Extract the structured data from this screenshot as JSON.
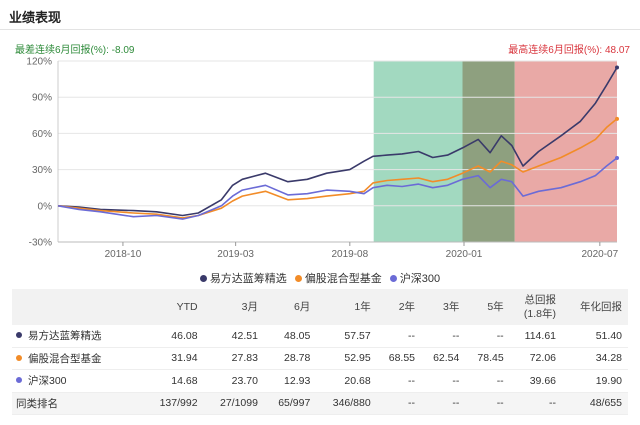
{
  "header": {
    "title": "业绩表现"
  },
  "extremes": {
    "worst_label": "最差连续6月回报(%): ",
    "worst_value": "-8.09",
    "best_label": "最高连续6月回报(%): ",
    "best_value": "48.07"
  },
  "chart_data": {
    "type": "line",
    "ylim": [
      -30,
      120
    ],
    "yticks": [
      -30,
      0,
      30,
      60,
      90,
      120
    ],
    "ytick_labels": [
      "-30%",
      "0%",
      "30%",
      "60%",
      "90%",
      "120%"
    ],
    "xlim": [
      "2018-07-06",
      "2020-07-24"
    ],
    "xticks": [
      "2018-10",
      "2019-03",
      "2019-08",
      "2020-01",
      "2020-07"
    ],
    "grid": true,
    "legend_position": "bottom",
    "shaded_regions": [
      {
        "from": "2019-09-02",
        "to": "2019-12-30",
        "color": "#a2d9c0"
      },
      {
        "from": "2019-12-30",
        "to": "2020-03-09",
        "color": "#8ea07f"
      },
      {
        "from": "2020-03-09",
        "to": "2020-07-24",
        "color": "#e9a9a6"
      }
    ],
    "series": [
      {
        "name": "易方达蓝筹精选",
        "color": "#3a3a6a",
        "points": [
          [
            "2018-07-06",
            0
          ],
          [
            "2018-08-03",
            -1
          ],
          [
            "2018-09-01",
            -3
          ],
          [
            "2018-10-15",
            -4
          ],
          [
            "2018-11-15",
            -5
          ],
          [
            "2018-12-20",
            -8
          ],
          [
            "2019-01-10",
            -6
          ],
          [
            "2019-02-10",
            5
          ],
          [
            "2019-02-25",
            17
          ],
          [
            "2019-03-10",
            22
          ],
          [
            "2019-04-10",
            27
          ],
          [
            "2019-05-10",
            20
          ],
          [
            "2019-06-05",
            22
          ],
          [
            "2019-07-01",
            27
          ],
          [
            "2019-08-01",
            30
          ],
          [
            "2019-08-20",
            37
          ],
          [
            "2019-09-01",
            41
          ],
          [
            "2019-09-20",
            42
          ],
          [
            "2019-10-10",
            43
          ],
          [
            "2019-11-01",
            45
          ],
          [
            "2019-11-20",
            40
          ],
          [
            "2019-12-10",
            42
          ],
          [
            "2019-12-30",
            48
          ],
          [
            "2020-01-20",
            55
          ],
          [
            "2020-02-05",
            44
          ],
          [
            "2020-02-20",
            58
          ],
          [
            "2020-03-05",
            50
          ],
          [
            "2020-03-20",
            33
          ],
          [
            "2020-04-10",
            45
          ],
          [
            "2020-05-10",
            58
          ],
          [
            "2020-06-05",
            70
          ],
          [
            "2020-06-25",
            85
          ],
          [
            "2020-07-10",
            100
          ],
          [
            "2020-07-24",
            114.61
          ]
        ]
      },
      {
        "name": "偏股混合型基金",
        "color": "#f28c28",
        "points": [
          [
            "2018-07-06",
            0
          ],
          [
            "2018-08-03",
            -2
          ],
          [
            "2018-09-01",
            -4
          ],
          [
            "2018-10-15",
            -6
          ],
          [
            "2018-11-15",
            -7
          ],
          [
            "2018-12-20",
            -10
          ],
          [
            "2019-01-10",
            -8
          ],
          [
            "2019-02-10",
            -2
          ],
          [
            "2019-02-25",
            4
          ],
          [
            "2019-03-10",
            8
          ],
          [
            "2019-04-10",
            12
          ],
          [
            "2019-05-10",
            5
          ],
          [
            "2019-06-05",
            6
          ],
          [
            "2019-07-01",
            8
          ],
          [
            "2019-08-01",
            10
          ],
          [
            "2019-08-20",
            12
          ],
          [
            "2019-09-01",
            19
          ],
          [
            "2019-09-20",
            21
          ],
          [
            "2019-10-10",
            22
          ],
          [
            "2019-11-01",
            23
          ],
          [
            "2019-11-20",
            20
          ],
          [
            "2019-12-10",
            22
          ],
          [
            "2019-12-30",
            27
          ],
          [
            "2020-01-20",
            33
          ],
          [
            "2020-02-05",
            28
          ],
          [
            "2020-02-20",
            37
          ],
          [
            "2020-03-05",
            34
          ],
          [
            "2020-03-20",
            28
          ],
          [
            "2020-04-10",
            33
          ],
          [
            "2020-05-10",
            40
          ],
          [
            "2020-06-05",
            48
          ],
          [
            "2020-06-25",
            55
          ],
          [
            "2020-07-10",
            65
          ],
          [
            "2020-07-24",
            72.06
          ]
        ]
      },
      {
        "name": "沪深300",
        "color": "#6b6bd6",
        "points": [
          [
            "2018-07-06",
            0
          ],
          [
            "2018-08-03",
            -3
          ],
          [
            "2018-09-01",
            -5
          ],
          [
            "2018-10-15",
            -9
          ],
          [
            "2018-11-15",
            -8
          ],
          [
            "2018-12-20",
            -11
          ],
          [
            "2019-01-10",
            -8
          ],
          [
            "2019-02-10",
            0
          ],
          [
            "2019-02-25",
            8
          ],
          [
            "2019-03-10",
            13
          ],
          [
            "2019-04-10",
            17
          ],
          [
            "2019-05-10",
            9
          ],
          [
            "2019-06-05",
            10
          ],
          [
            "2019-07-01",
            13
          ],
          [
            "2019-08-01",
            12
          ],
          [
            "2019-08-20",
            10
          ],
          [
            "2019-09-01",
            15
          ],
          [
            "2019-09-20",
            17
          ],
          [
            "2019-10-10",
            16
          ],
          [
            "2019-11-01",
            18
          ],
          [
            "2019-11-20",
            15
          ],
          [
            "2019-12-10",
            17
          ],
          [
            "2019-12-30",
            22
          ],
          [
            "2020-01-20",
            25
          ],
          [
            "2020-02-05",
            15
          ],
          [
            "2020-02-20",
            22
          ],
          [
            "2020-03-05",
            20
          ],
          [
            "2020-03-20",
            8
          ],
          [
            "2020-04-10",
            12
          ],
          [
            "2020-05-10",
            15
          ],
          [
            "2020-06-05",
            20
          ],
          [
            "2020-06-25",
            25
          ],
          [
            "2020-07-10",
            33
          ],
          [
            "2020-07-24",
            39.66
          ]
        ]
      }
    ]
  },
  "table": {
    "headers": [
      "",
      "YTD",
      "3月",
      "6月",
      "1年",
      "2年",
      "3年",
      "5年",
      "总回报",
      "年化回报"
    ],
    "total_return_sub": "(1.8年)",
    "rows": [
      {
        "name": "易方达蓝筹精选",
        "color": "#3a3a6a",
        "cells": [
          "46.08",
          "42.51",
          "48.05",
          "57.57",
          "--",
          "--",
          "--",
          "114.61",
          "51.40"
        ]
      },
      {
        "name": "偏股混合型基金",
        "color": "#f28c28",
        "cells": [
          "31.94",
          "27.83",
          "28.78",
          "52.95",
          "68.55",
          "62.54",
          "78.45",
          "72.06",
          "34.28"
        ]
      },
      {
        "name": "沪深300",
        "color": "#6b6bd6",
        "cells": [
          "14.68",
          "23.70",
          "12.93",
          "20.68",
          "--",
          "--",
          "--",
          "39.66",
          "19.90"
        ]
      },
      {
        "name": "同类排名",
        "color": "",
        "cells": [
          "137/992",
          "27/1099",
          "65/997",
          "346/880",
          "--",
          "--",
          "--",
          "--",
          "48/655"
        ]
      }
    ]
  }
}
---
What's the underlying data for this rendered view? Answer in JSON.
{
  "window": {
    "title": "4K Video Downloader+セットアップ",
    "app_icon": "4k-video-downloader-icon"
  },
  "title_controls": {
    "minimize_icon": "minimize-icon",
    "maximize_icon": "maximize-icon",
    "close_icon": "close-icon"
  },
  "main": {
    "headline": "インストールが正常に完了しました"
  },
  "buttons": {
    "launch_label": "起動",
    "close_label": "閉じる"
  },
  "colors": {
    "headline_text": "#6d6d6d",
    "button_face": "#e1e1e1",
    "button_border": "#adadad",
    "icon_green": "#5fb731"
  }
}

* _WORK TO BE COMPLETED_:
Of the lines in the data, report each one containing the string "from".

* _EXERCISE RESULT_:
Extract the structured data from this screenshot as JSON.
        "from": "2019-09-02",
        "from": "2019-12-30",
        "from": "2020-03-09",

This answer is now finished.